The company says it is working a lot with post-consumer waste but is also now working with industrial waste. Waste that AFM creates in the manufacturing of denim is put back into the recycling facility. It takes out the cotton fibre, and uses that in creating a fresh pair of jeans.
The Lycra Company
The Lycra Company launched a new denim seam slippage solution for applications in single-core spandex fabrics that require durable stretch and good recovery power. The patent-pending Anti-Slip fibre helps maintain garment appearance wash after wash and wear after wear.
Using Lycra Anti-Slip fibre in the core of Lycra dualFX technology yarn further enhances anti-slippage performance. Combining Lycra Anti-Slip fibre and Lycra T400 fibre, meanwhile, delivers the high stretch of Lycra fibre with exceptional anti-slippage properties and the excellent recovery power of Lycra T400 fibre, the company says.
In 2019, Tommy Jeans became the first global brand in the denim market to use 100% recycled cotton and to bring such garments to an industrial scale. The company drives circularity by the avoidance of virgin materials, and the update of pre- and post-consumer recycled cotton. The jeans include leftover cotton salvaged from factory floors and discarded linen. The two combined are recycled using an innovative entirely mechanical process, which uses less water and chemicals, reduces waste, and generates less carbon dioxide.

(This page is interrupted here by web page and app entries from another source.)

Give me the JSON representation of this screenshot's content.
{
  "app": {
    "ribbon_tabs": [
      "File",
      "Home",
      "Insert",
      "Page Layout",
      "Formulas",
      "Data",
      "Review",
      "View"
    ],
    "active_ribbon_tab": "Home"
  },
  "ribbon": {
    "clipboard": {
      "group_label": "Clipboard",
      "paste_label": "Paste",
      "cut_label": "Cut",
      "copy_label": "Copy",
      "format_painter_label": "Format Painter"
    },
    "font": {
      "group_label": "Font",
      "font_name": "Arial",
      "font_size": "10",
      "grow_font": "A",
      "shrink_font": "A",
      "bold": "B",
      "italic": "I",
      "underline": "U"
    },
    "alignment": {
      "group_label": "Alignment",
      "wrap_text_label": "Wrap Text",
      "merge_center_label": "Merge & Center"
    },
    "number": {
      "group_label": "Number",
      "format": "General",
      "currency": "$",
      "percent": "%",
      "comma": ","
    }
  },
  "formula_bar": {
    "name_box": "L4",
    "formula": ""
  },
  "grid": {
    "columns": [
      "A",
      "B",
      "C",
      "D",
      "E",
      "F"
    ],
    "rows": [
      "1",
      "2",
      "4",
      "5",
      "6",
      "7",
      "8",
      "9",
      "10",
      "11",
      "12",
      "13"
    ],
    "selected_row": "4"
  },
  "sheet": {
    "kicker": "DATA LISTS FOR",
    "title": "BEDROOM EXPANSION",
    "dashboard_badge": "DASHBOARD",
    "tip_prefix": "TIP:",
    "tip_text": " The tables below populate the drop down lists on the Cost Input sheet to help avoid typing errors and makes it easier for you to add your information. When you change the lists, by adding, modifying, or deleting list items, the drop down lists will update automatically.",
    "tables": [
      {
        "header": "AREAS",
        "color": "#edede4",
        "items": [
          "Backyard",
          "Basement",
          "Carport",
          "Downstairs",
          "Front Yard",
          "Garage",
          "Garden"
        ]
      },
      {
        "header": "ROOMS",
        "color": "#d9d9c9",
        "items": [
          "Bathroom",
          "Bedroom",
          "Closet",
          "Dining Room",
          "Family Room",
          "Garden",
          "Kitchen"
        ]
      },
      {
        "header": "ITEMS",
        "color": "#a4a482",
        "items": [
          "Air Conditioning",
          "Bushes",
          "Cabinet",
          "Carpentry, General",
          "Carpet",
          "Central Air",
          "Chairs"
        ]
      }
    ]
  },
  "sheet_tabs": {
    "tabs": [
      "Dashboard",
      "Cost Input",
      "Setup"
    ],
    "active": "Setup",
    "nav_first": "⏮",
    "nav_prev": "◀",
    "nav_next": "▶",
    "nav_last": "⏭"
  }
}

Closing the circle, the brand is piloting Tommy for Life in the Netherlands, which will take pre-owned and unusable Tommy pieces to make them as good as new or deconstruct them into completely new styles.
The brand is also focusing on the use of hemp. “Hemp can be a great alternative to conventional fibres such as cotton,” says Femke Jonkmans, product developer, Tommy. “Circular aspects can include: being grown without irrigation and chemicals, it’s returning nutrition to the soil, and it can capture large volumes of Co2.” Tommy says it only sources European grown hemp, which ensures the hemp is grown, processed and transformed 100% mechanically and organically. “It creates an authentic look and has a soft hand feel. Hemp has a good breathability and is naturally antibacterial,” says Jonkmans.
“Future innovations are transparency and traceability technologies. We have a development in a Bossa fabric, which includes the fibre trace nano technology. We are also looking into optical finger prints and DNA solutions. Traceability technologies will allow us to identify and trace the origin of our fibres grown or recycled all the way through our supply chain. This will ensure the reliability of our environmental and sustainability claims. This way, valuable information can be made available to all elements of the value chain, which will allow common understanding, accessibility and clarity.”